The plate was still hot for the sandwich. There were two slices of wild rice and cranberry bread. Then a pile of tender turkey, to the side two mini scoops of Granny Smith Yukon gold potatoes. On top was just enough giblet gravy to get the job done, but not too much for soggy bread. Wild rice and cranberry bread was new to me when I moved to Duluth more than three years ago, and it's one of my favorites now. For this dish though, my favorite-favorite was the cranberry relish. It was tart and fresh tasting, and the baby green beans were delicate and glisten-y. Restaurant 301 is offering tomato basil bisque as a starter option for lunch and dinner this week, and I bet it's divine, but I'm more than happy with my choice. Taters, bread, turkey and gravy can feel heavy, but here, it's done right and well. The cranberry relish adds brightness, and there's enough food to take back to the office. It's a solid and savory comfort meal for $10.

— Melinda Lavine


1400 London Road

Why this place: I browsed at the list of restaurants participating and glanced at their lunch menus. My first thought was that Silos Restaurant would be a cool place to check out since I still haven't been there, or JJ Astor. For a tourist, the panoramic views atop the Radisson are worth 10 bucks in and of themselves, but I see nice views every day from my front window. I was all about the food for this assignment, and the lunch offering at Valentini's jumped out at me more than Silos (jerk pulled pork sandwich) or JJ Astor (mushroom sandwich or turkey club).

What I had: Italian salsa with crackers and pesto pasta de Carlo

The salsa is excellent and something different. Sweet with just a touch of spiciness, just about everything imaginable is in this zesty mix: diced vegetables (including carrots, corn and onions), black olives, zucchini, squash, black beans, grape tomatoes and parsley tossed in an Italian vinaigrette. I'm generally not a huge fan of olives. They're like Will Ferrell: anything they're in, they take over, but with such a colorful and plentiful mix, everything is toned down here and can only contribute so much, not dominate. Light and perfect for lunch.

The shrimp in the pasta were small but what do you expect at this price? There was still a lot to like: prosciutto, marinated grilled artichoke hearts (very good), asparagus and grape tomatoes (which I couldn't get enough of), basil and garlic tossed with fettuccini in a pesto sauce.

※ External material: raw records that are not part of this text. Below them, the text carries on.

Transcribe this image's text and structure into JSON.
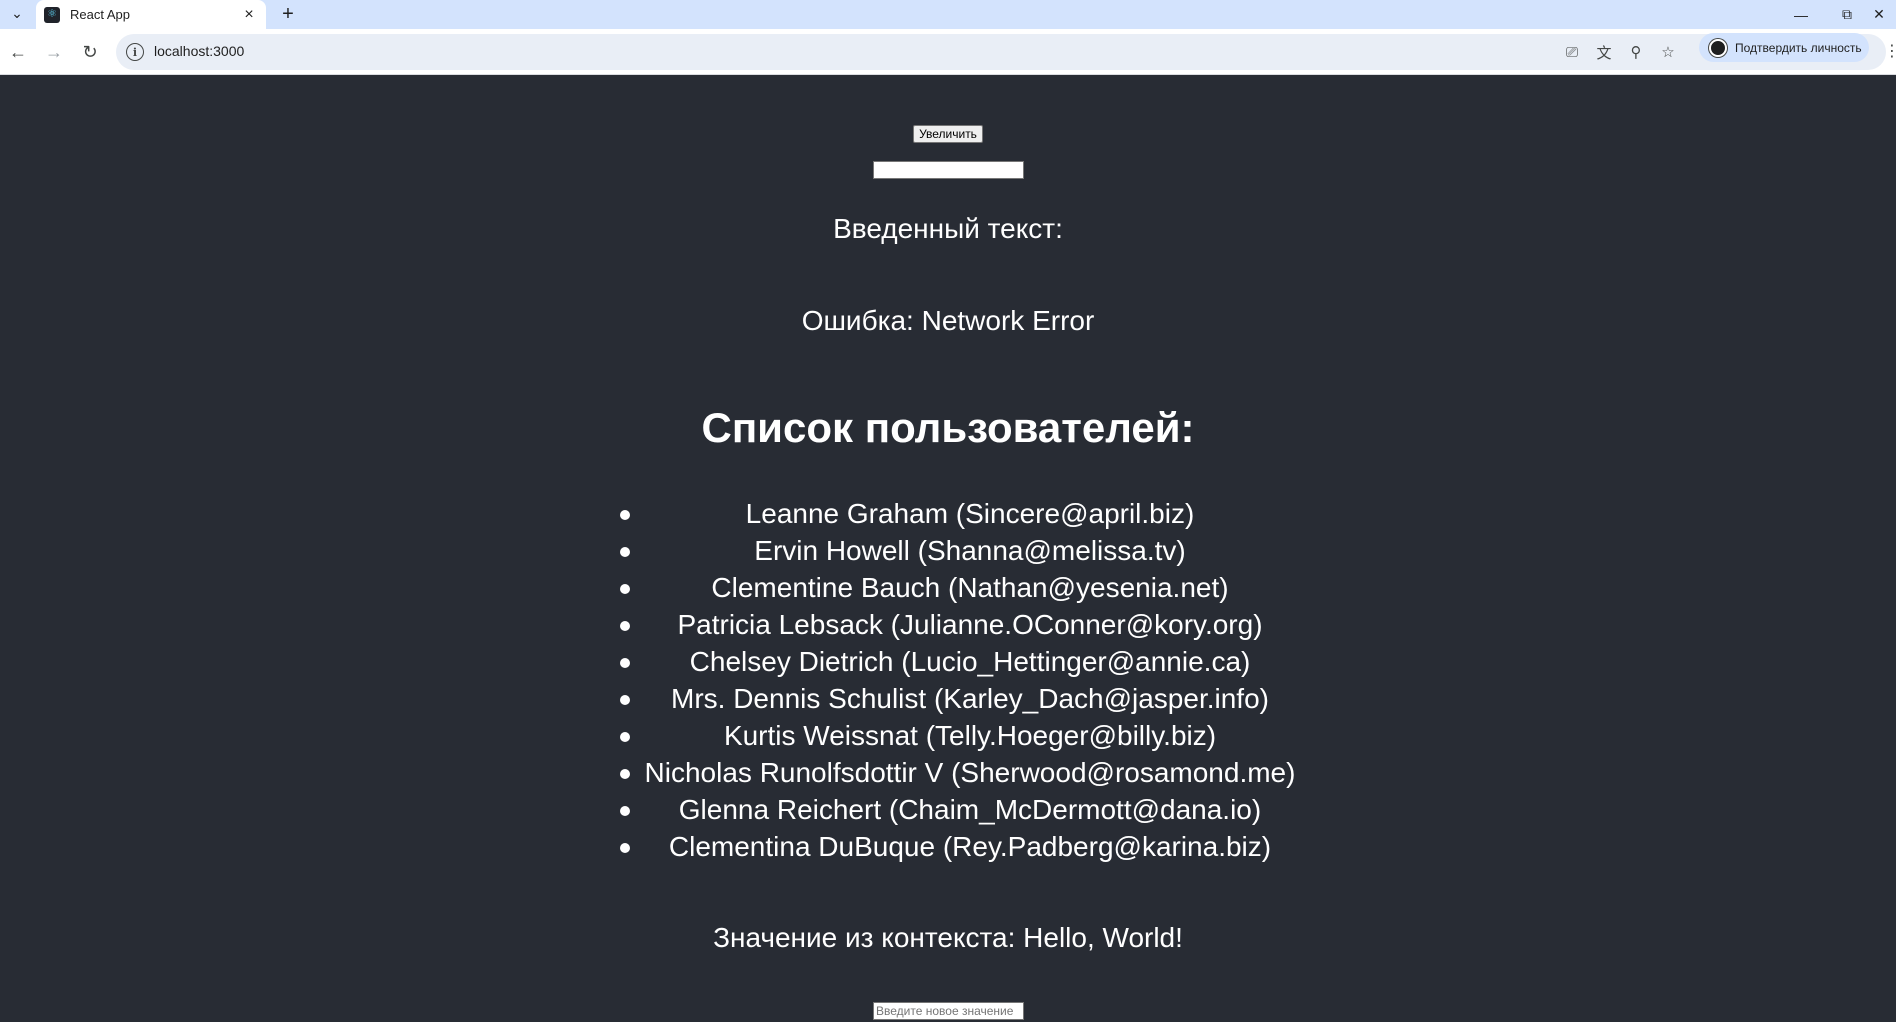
{
  "browser": {
    "tab_title": "React App",
    "url": "localhost:3000",
    "profile_label": "Подтвердить личность"
  },
  "page": {
    "increase_button": "Увеличить",
    "text_input_value": "",
    "entered_text_label": "Введенный текст:",
    "error_text": "Ошибка: Network Error",
    "users_heading": "Список пользователей:",
    "users": [
      "Leanne Graham (Sincere@april.biz)",
      "Ervin Howell (Shanna@melissa.tv)",
      "Clementine Bauch (Nathan@yesenia.net)",
      "Patricia Lebsack (Julianne.OConner@kory.org)",
      "Chelsey Dietrich (Lucio_Hettinger@annie.ca)",
      "Mrs. Dennis Schulist (Karley_Dach@jasper.info)",
      "Kurtis Weissnat (Telly.Hoeger@billy.biz)",
      "Nicholas Runolfsdottir V (Sherwood@rosamond.me)",
      "Glenna Reichert (Chaim_McDermott@dana.io)",
      "Clementina DuBuque (Rey.Padberg@karina.biz)"
    ],
    "context_text": "Значение из контекста: Hello, World!",
    "context_input_placeholder": "Введите новое значение"
  },
  "colors": {
    "page_background": "#282c34",
    "tabstrip_background": "#d3e3fd",
    "omnibox_background": "#e9eef6"
  }
}
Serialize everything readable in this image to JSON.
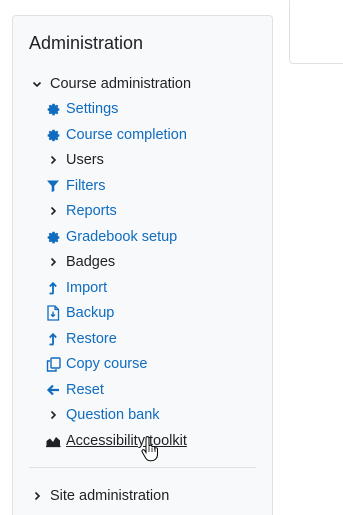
{
  "block": {
    "title": "Administration"
  },
  "course_admin": {
    "label": "Course administration",
    "items": [
      {
        "label": "Settings",
        "icon": "gear-icon"
      },
      {
        "label": "Course completion",
        "icon": "gear-icon"
      },
      {
        "label": "Users",
        "icon": "chevron-right-icon"
      },
      {
        "label": "Filters",
        "icon": "filter-icon"
      },
      {
        "label": "Reports",
        "icon": "chevron-right-icon"
      },
      {
        "label": "Gradebook setup",
        "icon": "gear-icon"
      },
      {
        "label": "Badges",
        "icon": "chevron-right-icon"
      },
      {
        "label": "Import",
        "icon": "upload-arrow-icon"
      },
      {
        "label": "Backup",
        "icon": "backup-file-icon"
      },
      {
        "label": "Restore",
        "icon": "upload-arrow-icon"
      },
      {
        "label": "Copy course",
        "icon": "copy-icon"
      },
      {
        "label": "Reset",
        "icon": "arrow-left-icon"
      },
      {
        "label": "Question bank",
        "icon": "chevron-right-icon"
      },
      {
        "label": "Accessibility toolkit",
        "icon": "area-chart-icon"
      }
    ]
  },
  "site_admin": {
    "label": "Site administration"
  },
  "right_card": {
    "fragment": "ʻ"
  },
  "colors": {
    "link": "#0f6cbf",
    "text": "#1d2125",
    "block_bg": "#f8f9fa",
    "border": "#dee2e6"
  }
}
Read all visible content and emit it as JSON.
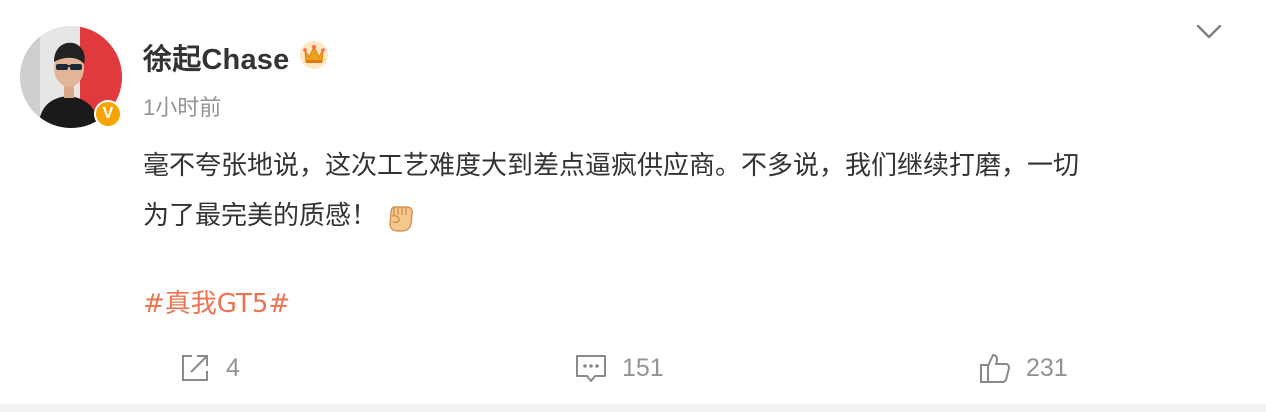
{
  "post": {
    "author": "徐起Chase",
    "timestamp": "1小时前",
    "text_lines": [
      "毫不夸张地说，这次工艺难度大到差点逼疯供应商。不多说，我们继续打磨，一切",
      "为了最完美的质感！"
    ],
    "hashtag": "#真我GT5#",
    "emoji": "fist-emoji"
  },
  "actions": {
    "repost_count": "4",
    "comment_count": "151",
    "like_count": "231"
  },
  "colors": {
    "text": "#333333",
    "meta": "#939393",
    "hashtag": "#eb7350",
    "verified": "#f6a400"
  },
  "icons": [
    "repost-icon",
    "comment-icon",
    "like-icon",
    "chevron-down-icon",
    "crown-icon",
    "verified-icon"
  ]
}
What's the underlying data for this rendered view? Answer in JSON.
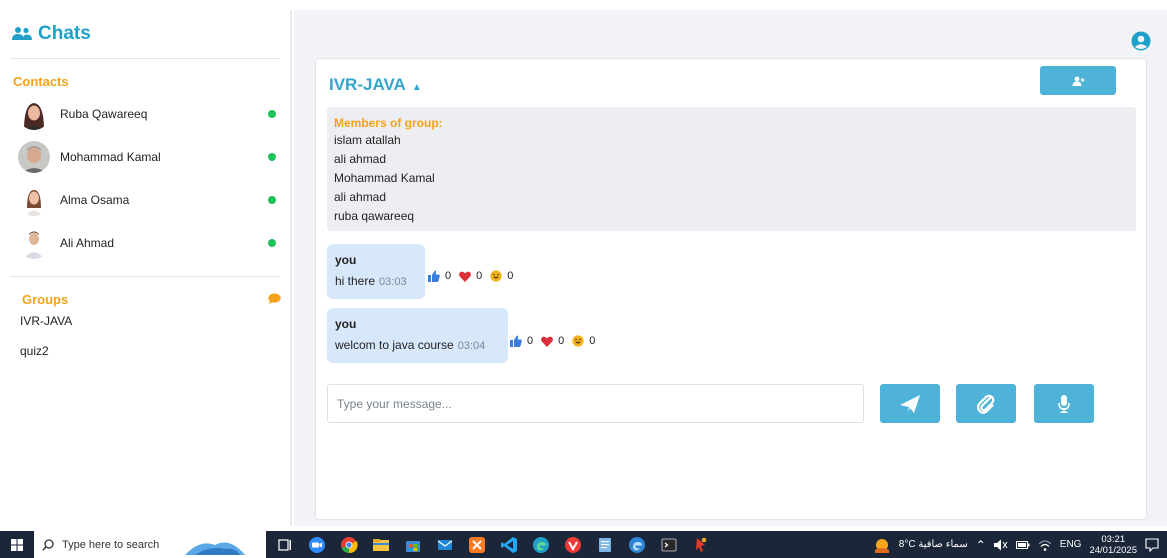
{
  "sidebar": {
    "title": "Chats",
    "contacts_label": "Contacts",
    "contacts": [
      {
        "name": "Ruba Qawareeq",
        "status": "online"
      },
      {
        "name": "Mohammad Kamal",
        "status": "online"
      },
      {
        "name": "Alma Osama",
        "status": "online"
      },
      {
        "name": "Ali Ahmad",
        "status": "online"
      }
    ],
    "groups_label": "Groups",
    "groups": [
      "IVR-JAVA",
      "quiz2"
    ]
  },
  "chat": {
    "group_name": "IVR-JAVA",
    "caret": "▲",
    "members_heading": "Members of group:",
    "members": [
      "islam atallah",
      "ali ahmad",
      "Mohammad Kamal",
      "ali ahmad",
      "ruba qawareeq"
    ],
    "messages": [
      {
        "author": "you",
        "text": "hi there",
        "time": "03:03",
        "likes": "0",
        "hearts": "0",
        "laughs": "0"
      },
      {
        "author": "you",
        "text": "welcom to java course",
        "time": "03:04",
        "likes": "0",
        "hearts": "0",
        "laughs": "0"
      }
    ],
    "composer_placeholder": "Type your message..."
  },
  "taskbar": {
    "search_placeholder": "Type here to search",
    "weather": "8°C سماء صافية",
    "language": "ENG",
    "time": "03:21",
    "date": "24/01/2025"
  },
  "colors": {
    "accent": "#4fb3d9",
    "title_blue": "#35a4cf",
    "orange": "#f5a21b",
    "online": "#1ec15a",
    "bubble": "#d8e8fb"
  }
}
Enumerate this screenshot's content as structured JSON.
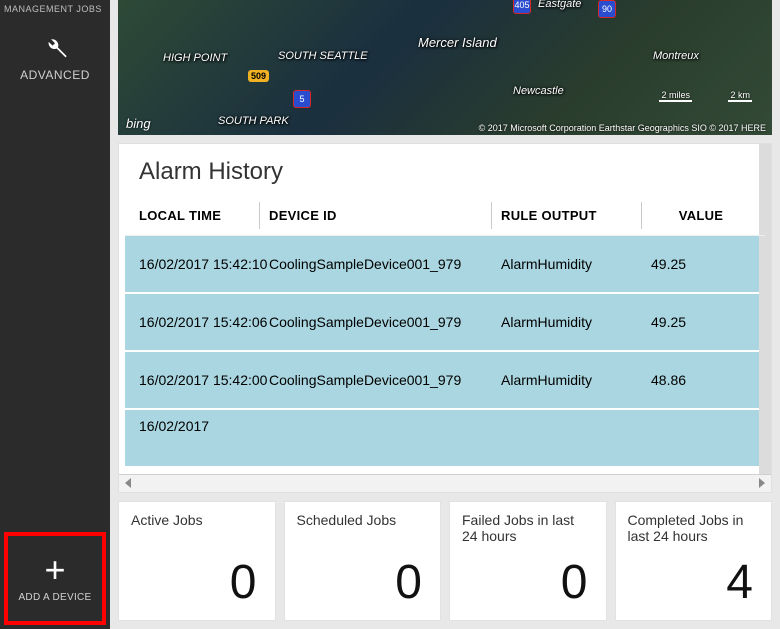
{
  "sidebar": {
    "mgmt_jobs": "MANAGEMENT JOBS",
    "advanced_label": "ADVANCED",
    "add_device_label": "ADD A DEVICE"
  },
  "map": {
    "labels": {
      "high_point": "HIGH POINT",
      "south_seattle": "SOUTH SEATTLE",
      "mercer_island": "Mercer Island",
      "eastgate": "Eastgate",
      "newcastle": "Newcastle",
      "montreux": "Montreux",
      "south_park": "SOUTH PARK"
    },
    "routes": {
      "r509": "509",
      "i5": "5",
      "i405": "405",
      "i90": "90"
    },
    "bing": "bing",
    "scale_miles": "2 miles",
    "scale_km": "2 km",
    "credits": "© 2017 Microsoft Corporation    Earthstar Geographics SIO    © 2017 HERE"
  },
  "alarm": {
    "title": "Alarm History",
    "columns": {
      "local_time": "LOCAL TIME",
      "device_id": "DEVICE ID",
      "rule_output": "RULE OUTPUT",
      "value": "VALUE"
    },
    "rows": [
      {
        "time": "16/02/2017 15:42:10",
        "device": "CoolingSampleDevice001_979",
        "rule": "AlarmHumidity",
        "value": "49.25"
      },
      {
        "time": "16/02/2017 15:42:06",
        "device": "CoolingSampleDevice001_979",
        "rule": "AlarmHumidity",
        "value": "49.25"
      },
      {
        "time": "16/02/2017 15:42:00",
        "device": "CoolingSampleDevice001_979",
        "rule": "AlarmHumidity",
        "value": "48.86"
      }
    ],
    "partial_row_time": "16/02/2017"
  },
  "jobs": [
    {
      "label": "Active Jobs",
      "value": "0"
    },
    {
      "label": "Scheduled Jobs",
      "value": "0"
    },
    {
      "label": "Failed Jobs in last 24 hours",
      "value": "0"
    },
    {
      "label": "Completed Jobs in last 24 hours",
      "value": "4"
    }
  ]
}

Thoughts: Valentini's doesn't cut corners. You're consuming a smorgasbord of flavor with just one meal, sometimes one bite providing a plethora of palate-pleasing goodness. The portion was ample for lunch, and I left satisfied and full. At $10, it's a deal. I had chicken marsala here once I felt could have been better, or perhaps, I was expecting something else, cutlets instead of actual chicken breasts, but I certainly stand corrected and will keep Valentini's is near the top of my list.

— Jon Nowacki